Research & Analysis

The Market for Foreign Investment in Microfinance

Many microfinance institutions (MFIs) in developing and transition economies have received foreign funding, especially the larger MFIs. Most of that funding has consisted of grants or highly subsidized loans from donor agencies, including such bilateral donors as Agence Française de Développement or the US Agency for International Development, and multilateral agencies such as the United Nations Development Programme or the World Bank. In recent years, these bilateral and multilateral donors have provided approximately US$0.5–1.0 billion annually in grants and soft loans for microfinance by CGAP estimates.

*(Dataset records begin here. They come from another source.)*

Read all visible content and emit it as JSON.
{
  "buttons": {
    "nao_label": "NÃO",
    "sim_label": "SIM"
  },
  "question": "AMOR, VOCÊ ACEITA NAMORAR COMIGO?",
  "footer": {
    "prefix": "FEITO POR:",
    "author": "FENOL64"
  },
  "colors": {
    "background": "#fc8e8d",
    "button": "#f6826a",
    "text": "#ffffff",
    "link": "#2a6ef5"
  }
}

However, since 2000 there has been a rapid growth in foreign investment by various agencies and funds that tend to be more commercially oriented, such as the Dexia Microcredit Fund and MicroVest. By mid-2004, this group of actors had invested a total of nearly US$1.2 billion in about 500 MFIs. The equity, loans, and guarantees that they offer to MFIs are typically less subsidized than grants and loans from traditional donors. These “foreign investors” and the demand for their services are the subject of this paper, which surveys the market and addresses some key questions.